The reason is the definition of the network termination point, especially in cable networks. In a The Federal Council demands a statementto re-examine the current plans.
However, the Bundesrat cannot stop the law completely, as it does not require approval - it remains to be seen what effect the Bundesrat's statement on the router obligation will have. Critical to the whole process is that the Bundesrat seems to argue on input from various "industry associations", which see the contractually agreed data transfer rates endangered if customers use equipment that meets the standards but is not approved by the operator.
If one looks at the cable networks, e.g. in the USA, where there is no router obligation, this justification seems flimsy: all terminal equipment is developed by the manufacturers according to standards which were co-decided by the cable network operators. Other areas, such as mobile communications, also show that it does not cause any problems if different devices from different manufacturers operate together on one infrastructure.
The next step now is that the law will be brought back to the Chamber of the Federal States following the decision of the Bundestag - here there is still the possibility to appeal to the Mediation Committee to amend the law. Ultimately, however, the Bundesrat can be overruled in this case by the Bundestag; since the case of the router obligation is part of the coalition agreement, this can also be assumed. From which date the network operators - especially those in the cable networks - will be forced to allow other devices is still open.
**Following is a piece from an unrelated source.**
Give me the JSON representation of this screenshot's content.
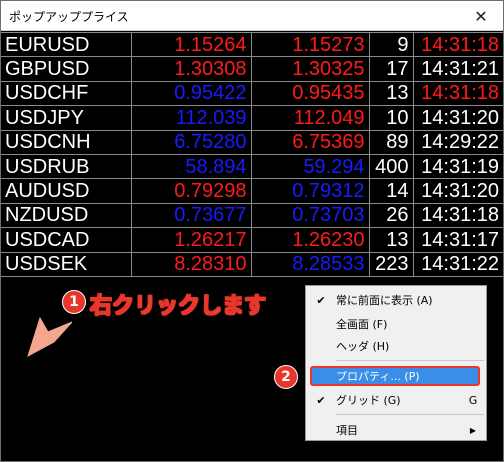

The contribution Bundesrat expresses reservations about the law against router compulsion is first on routerzwang.de and was published by fjeromin ...written.